▸ Data shown
▽
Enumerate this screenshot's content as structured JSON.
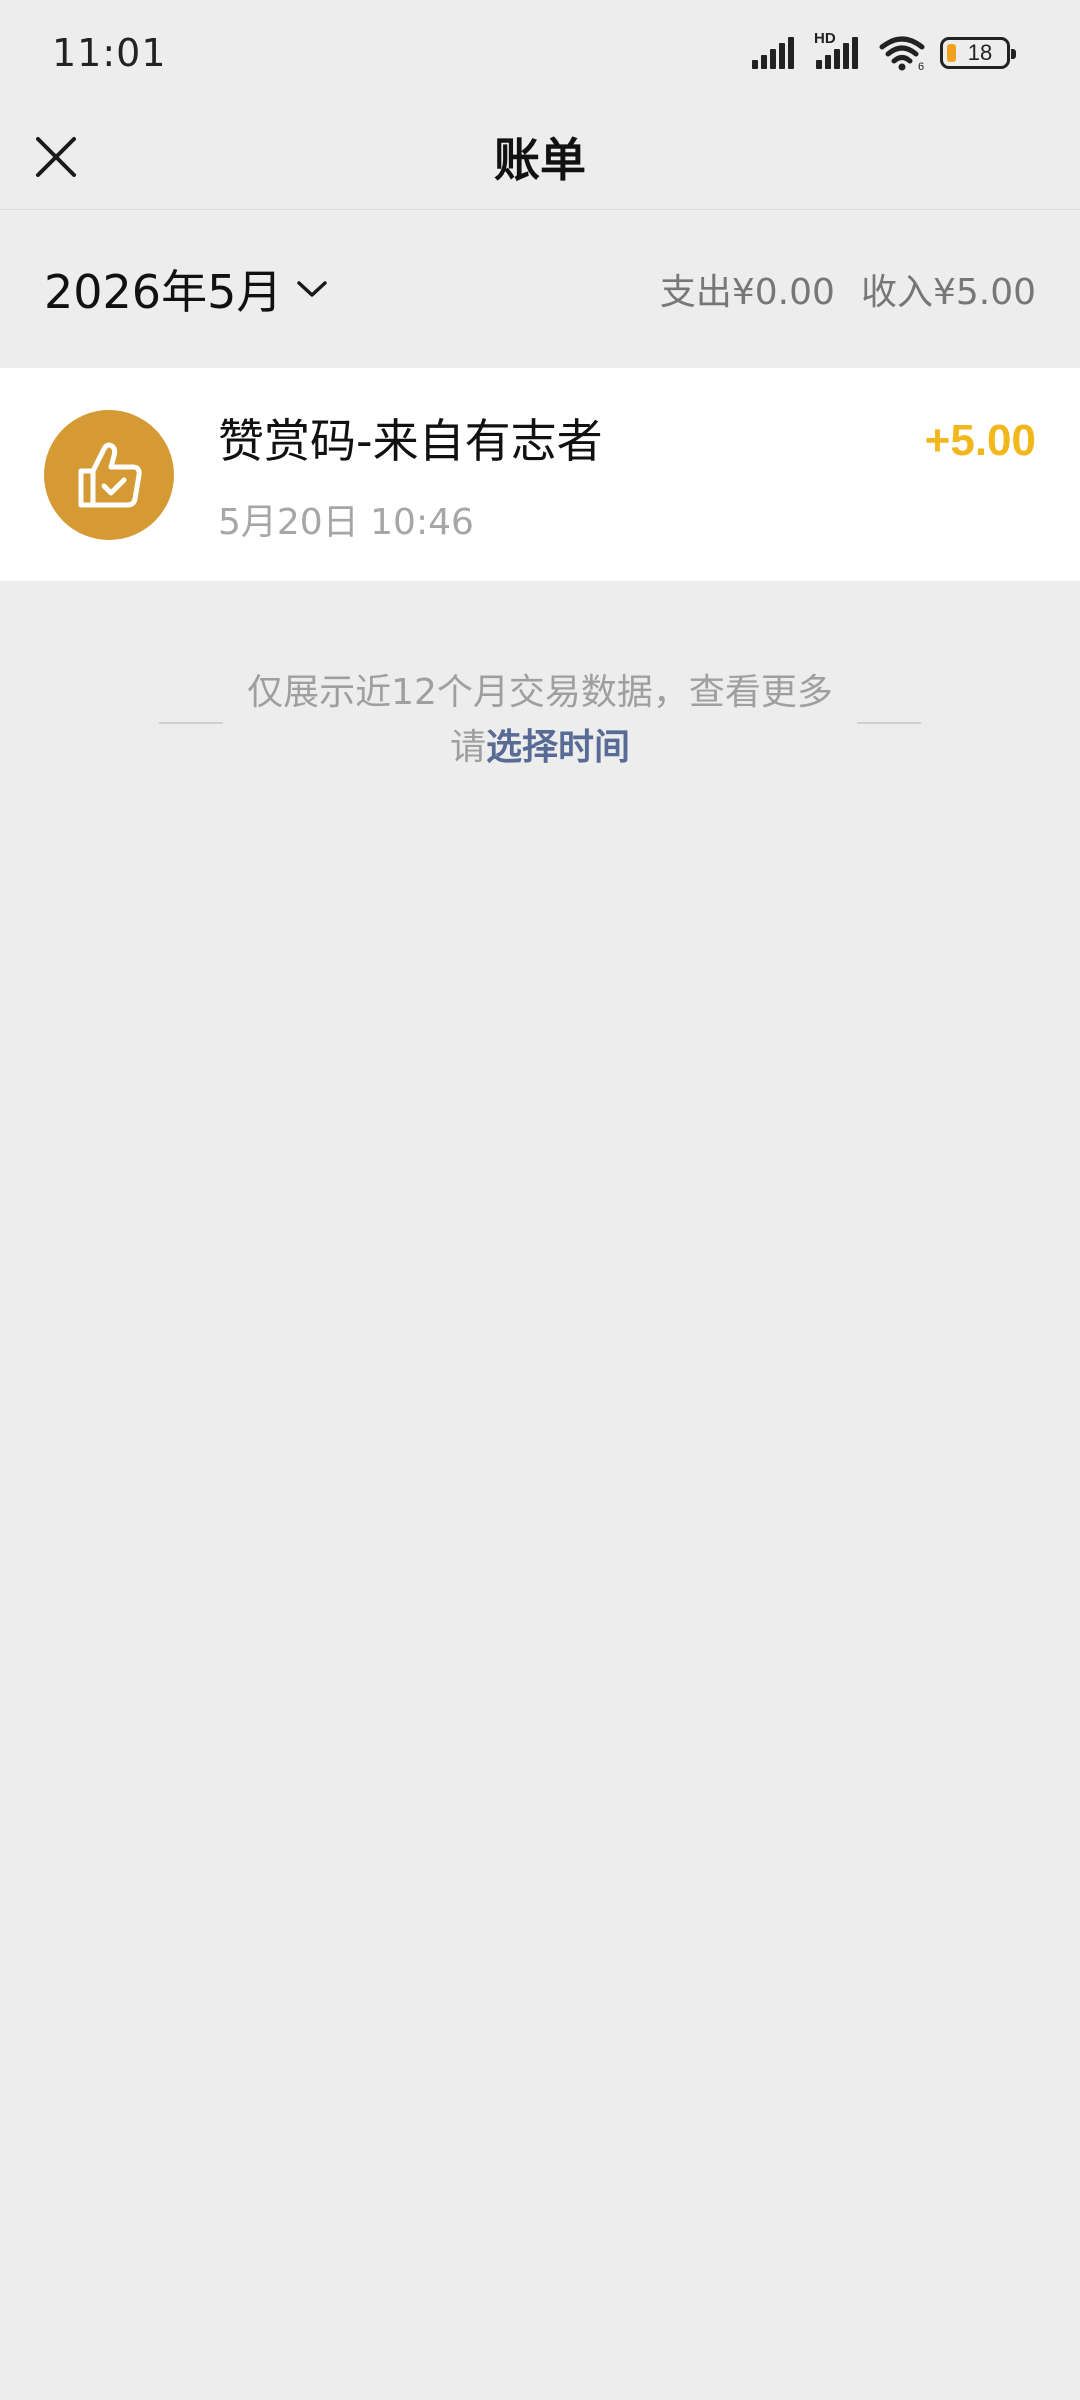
{
  "status_bar": {
    "time": "11:01",
    "network_badge": "HD",
    "battery_level": "18",
    "icons": [
      "signal-icon",
      "hd-signal-icon",
      "wifi-icon",
      "battery-icon"
    ]
  },
  "nav": {
    "title": "账单",
    "close_icon": "close-icon"
  },
  "month_header": {
    "month_label": "2026年5月",
    "expense_label": "支出¥0.00",
    "income_label": "收入¥5.00"
  },
  "transactions": [
    {
      "title": "赞赏码-来自有志者",
      "time": "5月20日 10:46",
      "amount": "+5.00",
      "icon": "thumbs-up-check-icon",
      "icon_color": "#d69a34",
      "amount_color": "#f2b71c"
    }
  ],
  "footer_note": {
    "line1": "仅展示近12个月交易数据，查看更多",
    "prefix": "请",
    "link": "选择时间"
  },
  "colors": {
    "background": "#ededed",
    "link": "#576b95"
  }
}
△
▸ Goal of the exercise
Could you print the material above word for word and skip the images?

▸ Answer for this exercise
Enumerate this screenshot's content as structured JSON.
{
  "status_bar": {
    "time": "11:01",
    "network_badge": "HD",
    "battery_level": "18",
    "icons": [
      "signal-icon",
      "hd-signal-icon",
      "wifi-icon",
      "battery-icon"
    ]
  },
  "nav": {
    "title": "账单",
    "close_icon": "close-icon"
  },
  "month_header": {
    "month_label": "2026年5月",
    "expense_label": "支出¥0.00",
    "income_label": "收入¥5.00"
  },
  "transactions": [
    {
      "title": "赞赏码-来自有志者",
      "time": "5月20日 10:46",
      "amount": "+5.00",
      "icon": "thumbs-up-check-icon",
      "icon_color": "#d69a34",
      "amount_color": "#f2b71c"
    }
  ],
  "footer_note": {
    "line1": "仅展示近12个月交易数据，查看更多",
    "prefix": "请",
    "link": "选择时间"
  },
  "colors": {
    "background": "#ededed",
    "link": "#576b95"
  }
}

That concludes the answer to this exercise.